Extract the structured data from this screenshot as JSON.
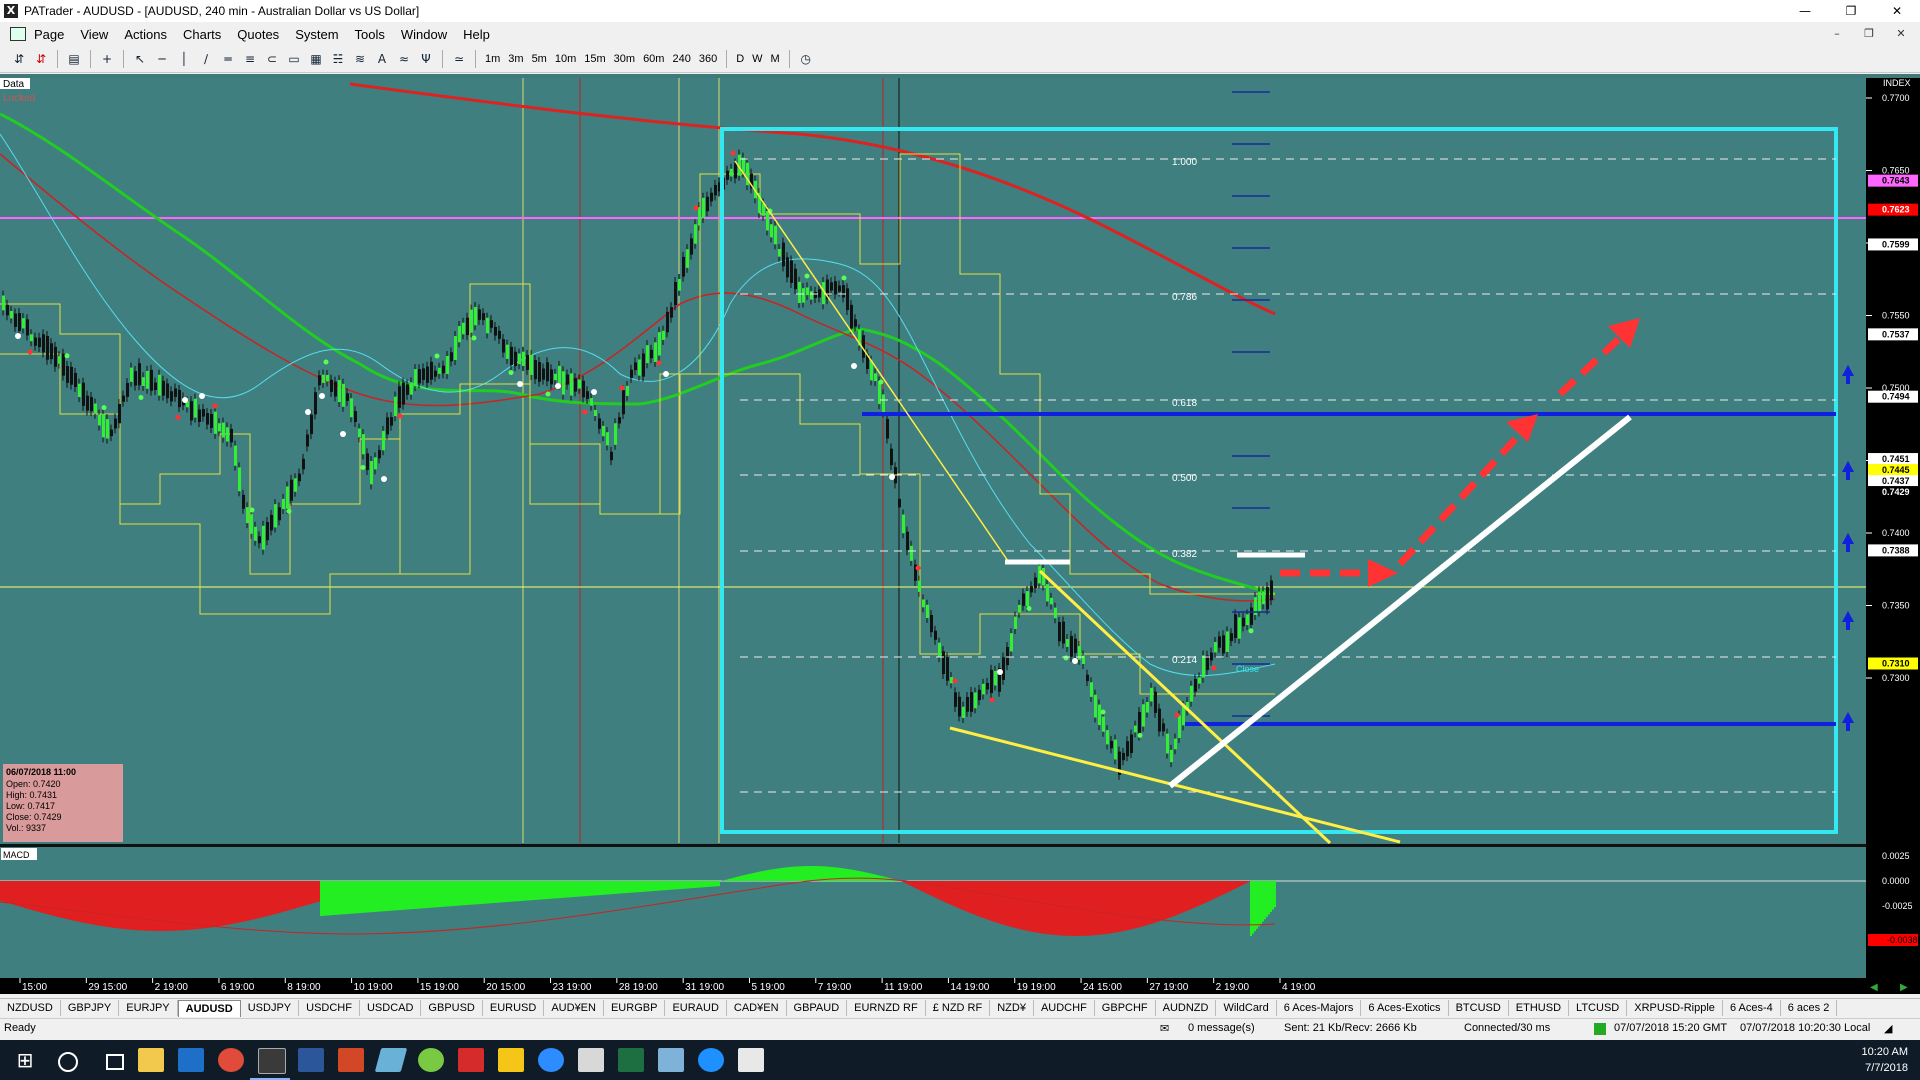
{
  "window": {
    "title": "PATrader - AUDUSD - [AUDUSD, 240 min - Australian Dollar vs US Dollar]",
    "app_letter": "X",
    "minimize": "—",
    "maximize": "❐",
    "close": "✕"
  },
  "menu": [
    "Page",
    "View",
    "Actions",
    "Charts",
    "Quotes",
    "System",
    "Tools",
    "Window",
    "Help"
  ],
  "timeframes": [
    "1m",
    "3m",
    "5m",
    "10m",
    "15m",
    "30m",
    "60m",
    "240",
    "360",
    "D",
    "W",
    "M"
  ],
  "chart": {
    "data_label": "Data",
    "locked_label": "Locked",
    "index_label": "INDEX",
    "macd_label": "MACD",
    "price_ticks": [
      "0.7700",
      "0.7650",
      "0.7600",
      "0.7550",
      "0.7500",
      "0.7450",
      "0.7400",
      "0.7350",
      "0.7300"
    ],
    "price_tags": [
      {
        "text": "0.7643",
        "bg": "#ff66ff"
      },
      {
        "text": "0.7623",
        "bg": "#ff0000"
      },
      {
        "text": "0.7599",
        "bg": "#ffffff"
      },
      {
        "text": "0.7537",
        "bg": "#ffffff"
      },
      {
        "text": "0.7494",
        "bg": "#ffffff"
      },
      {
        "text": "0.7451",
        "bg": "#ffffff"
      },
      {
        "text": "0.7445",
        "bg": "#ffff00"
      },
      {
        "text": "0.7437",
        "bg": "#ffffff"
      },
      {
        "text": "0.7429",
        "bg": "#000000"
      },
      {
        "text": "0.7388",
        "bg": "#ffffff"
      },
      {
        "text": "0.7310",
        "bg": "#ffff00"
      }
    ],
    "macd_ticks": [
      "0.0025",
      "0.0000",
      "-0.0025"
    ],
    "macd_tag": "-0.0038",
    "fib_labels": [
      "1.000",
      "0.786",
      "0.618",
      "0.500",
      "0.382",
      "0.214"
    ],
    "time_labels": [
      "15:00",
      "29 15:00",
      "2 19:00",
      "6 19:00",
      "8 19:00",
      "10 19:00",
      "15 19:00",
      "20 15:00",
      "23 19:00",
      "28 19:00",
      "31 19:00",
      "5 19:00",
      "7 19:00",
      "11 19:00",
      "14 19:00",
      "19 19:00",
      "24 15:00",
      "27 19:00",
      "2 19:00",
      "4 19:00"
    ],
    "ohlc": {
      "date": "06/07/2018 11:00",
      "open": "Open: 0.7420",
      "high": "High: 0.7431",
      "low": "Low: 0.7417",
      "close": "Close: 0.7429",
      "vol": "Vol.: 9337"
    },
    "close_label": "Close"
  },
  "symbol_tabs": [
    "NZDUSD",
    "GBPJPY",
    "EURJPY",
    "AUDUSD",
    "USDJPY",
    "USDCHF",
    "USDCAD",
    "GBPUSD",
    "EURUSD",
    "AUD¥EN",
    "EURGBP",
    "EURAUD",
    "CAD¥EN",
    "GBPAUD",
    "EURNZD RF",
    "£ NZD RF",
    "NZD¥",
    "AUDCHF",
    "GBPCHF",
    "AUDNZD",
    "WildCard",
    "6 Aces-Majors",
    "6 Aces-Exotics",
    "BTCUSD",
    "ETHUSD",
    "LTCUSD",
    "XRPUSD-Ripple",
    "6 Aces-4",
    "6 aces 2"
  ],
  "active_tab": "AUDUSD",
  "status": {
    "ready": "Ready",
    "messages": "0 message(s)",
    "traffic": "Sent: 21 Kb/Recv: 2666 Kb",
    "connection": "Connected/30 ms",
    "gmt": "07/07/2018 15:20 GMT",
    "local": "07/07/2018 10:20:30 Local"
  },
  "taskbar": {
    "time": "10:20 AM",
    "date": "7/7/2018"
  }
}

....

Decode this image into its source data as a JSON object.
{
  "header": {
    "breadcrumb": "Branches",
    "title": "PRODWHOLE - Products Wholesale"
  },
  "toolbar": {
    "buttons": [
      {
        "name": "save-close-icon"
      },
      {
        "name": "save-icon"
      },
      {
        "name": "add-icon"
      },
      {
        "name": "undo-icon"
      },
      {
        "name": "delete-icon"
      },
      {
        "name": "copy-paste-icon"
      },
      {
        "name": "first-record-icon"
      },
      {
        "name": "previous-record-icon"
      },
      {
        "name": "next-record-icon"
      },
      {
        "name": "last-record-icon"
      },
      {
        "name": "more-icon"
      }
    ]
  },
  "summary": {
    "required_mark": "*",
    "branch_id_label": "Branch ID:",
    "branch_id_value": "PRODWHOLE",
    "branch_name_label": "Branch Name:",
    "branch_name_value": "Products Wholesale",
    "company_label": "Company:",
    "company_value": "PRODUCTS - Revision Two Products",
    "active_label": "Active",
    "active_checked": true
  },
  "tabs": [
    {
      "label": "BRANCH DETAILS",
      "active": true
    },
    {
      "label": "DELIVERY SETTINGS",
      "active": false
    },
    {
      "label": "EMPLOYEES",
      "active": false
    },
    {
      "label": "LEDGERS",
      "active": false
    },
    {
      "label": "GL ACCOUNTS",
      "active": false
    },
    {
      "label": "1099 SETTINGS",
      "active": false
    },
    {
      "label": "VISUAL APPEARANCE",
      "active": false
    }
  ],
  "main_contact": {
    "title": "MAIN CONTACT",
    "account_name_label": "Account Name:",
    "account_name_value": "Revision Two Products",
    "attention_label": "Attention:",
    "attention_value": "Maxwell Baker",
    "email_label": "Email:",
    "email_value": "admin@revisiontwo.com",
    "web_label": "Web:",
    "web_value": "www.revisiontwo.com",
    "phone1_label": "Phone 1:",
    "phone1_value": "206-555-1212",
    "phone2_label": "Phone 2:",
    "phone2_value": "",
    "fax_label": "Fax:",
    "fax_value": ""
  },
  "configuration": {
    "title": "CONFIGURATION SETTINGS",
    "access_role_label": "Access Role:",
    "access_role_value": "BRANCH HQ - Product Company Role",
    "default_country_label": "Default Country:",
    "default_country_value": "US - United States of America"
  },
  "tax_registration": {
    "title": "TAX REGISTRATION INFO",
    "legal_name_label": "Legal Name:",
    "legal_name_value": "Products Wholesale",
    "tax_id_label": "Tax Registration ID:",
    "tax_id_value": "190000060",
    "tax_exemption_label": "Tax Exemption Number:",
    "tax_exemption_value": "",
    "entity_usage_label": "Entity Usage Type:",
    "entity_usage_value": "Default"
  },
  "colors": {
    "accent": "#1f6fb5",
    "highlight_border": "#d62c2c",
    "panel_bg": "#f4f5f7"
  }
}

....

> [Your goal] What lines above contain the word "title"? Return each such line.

> [Completed exercise]
    "title": "PATrader - AUDUSD - [AUDUSD, 240 min - Australian Dollar vs US Dollar]",
    "title": "PRODWHOLE - Products Wholesale"
    "title": "MAIN CONTACT",
    "title": "CONFIGURATION SETTINGS",
    "title": "TAX REGISTRATION INFO",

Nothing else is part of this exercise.